NEW DELHI: His ‘silence’ on crucial issues was seen as his biggest folly. But former Prime Minister Manmohan Singh on Tuesday spoke out on the startling disclosure made by former Supreme Court Judge Markandey Katju that startling revelation on how a Madras High Court Judge had been given extension under political pressure. Only that he won’t say anything more on the issue. Even as the raging controversy that saw the AIADMK MPs raising the issue in Parliament for the second straight day, Manmohan pointed out that his former Law Minister H R Bhardwaj had already spoken up and given his view on how the events had unfolded.
“The then Union Law Minister Bhardwaj has explained everything. I have nothing more to add,” Singh told the media, in a way confirming that the UPA ally DMK had put pressure on the Centre to go against the line taken by Katju, the then Chief Justice of Madras High Court, where the judge in question Justice Ashok Kumar was posted.
Manmohan’s remarks came after the BJP, which has been at the receiving end in Parliament where the AIADMK has been demanding a probe into Katju’s allegations, wanted the former PM to come clean on the matter. BJP spokesperson Mukhtar Abbas Naqvi said,”It’s time the former Prime Minister does some explaining, not us.” Citing a May 2005 note, sources said that the then PMO had, in fact, written to the then Supreme Court Collegium (comprising Justice R C Lahoti,Justice Y K Sabharwal, Justice Ruma Pal and two from the Madras HC) backing the confirmation of the Madras High Court Judge.
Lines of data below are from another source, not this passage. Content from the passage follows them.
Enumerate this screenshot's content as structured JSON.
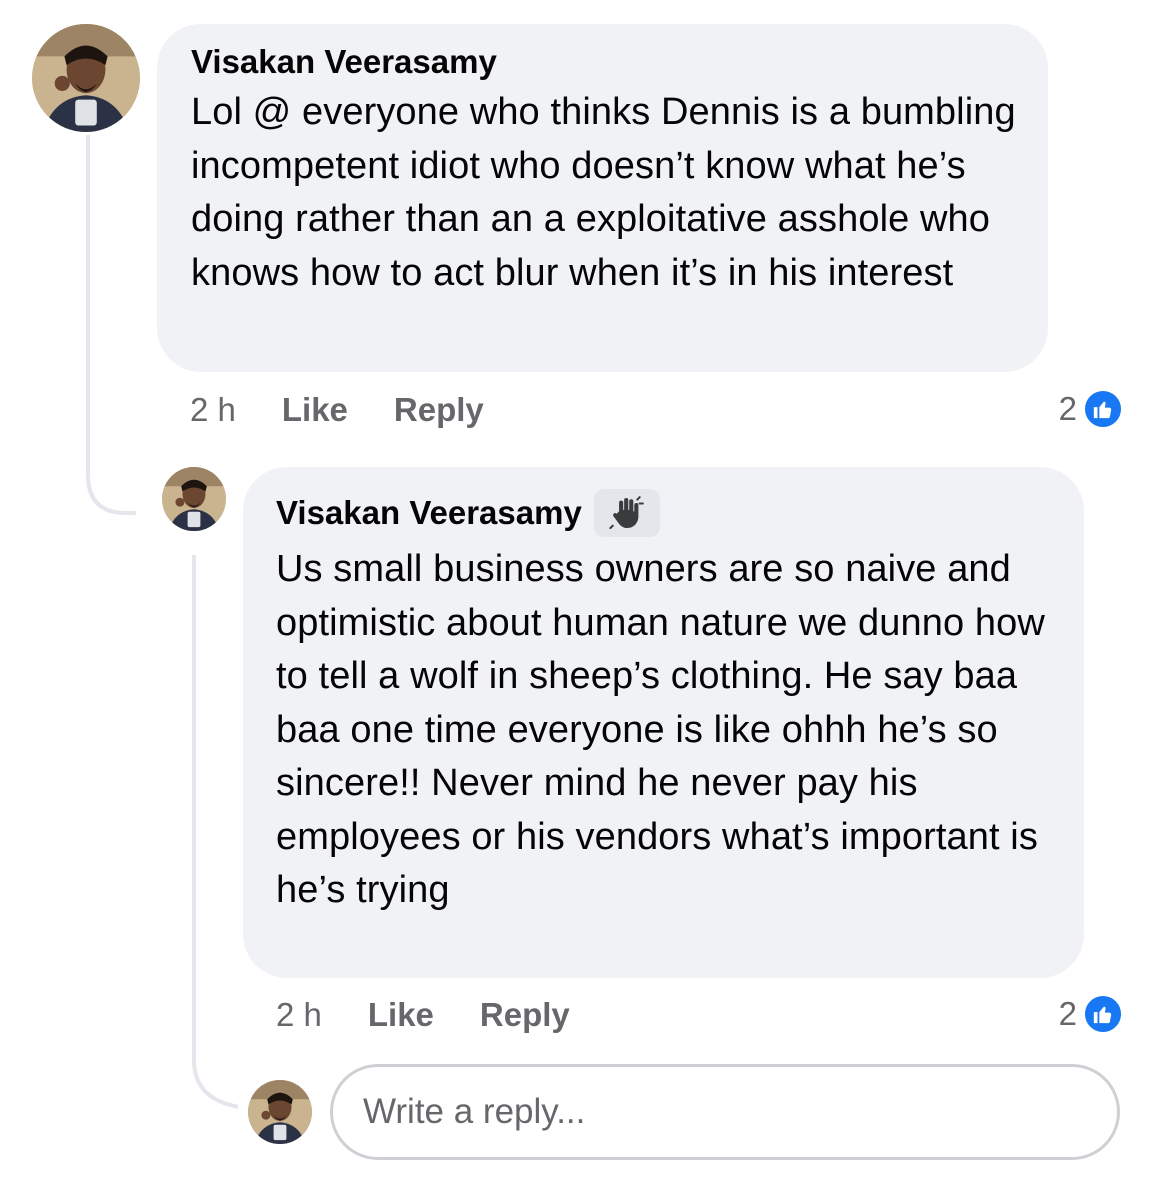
{
  "comments": [
    {
      "author": "Visakan Veerasamy",
      "text": "Lol @ everyone who thinks Dennis is a bumbling incompetent idiot who doesn’t know what he’s doing rather than an a exploitative asshole who knows how to act blur when it’s in his interest",
      "time": "2 h",
      "like_label": "Like",
      "reply_label": "Reply",
      "reaction_count": "2",
      "reaction_icon": "thumbs-up-icon"
    },
    {
      "author": "Visakan Veerasamy",
      "badge_icon": "waving-hand-icon",
      "text": "Us small business owners are so naive and optimistic about human nature we dunno how to tell a wolf in sheep’s clothing. He say baa baa one time everyone is like ohhh he’s so sincere!! Never mind he never pay his employees or his vendors what’s important is he’s trying",
      "time": "2 h",
      "like_label": "Like",
      "reply_label": "Reply",
      "reaction_count": "2",
      "reaction_icon": "thumbs-up-icon"
    }
  ],
  "reply_input": {
    "placeholder": "Write a reply..."
  },
  "colors": {
    "bubble": "#f0f2f5",
    "like_blue": "#1877f2",
    "muted": "#65676b"
  }
}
But the Collegium did not yield, after which Bhardwaj wrote to them making it clear that the government backed the judge.
It was in response to the Law Minister’s intervention that then CJI Lahoti had cleared an extension of the judge in question, but did not confirm him-- in a note, he attributed his decision to “the sensitivity of the government on the issue.”
Without fully denying that there had been some level of political intervention from the DMK, Bhardwaj said that the then UPA Government neither buckled under pressure nor did anything that can be construed as interference with the due procedure that involves the Supreme Court Collegium taking the final call. Bhardwaj, however, changed the context of the argument and made it a caste rather than a corruption issue.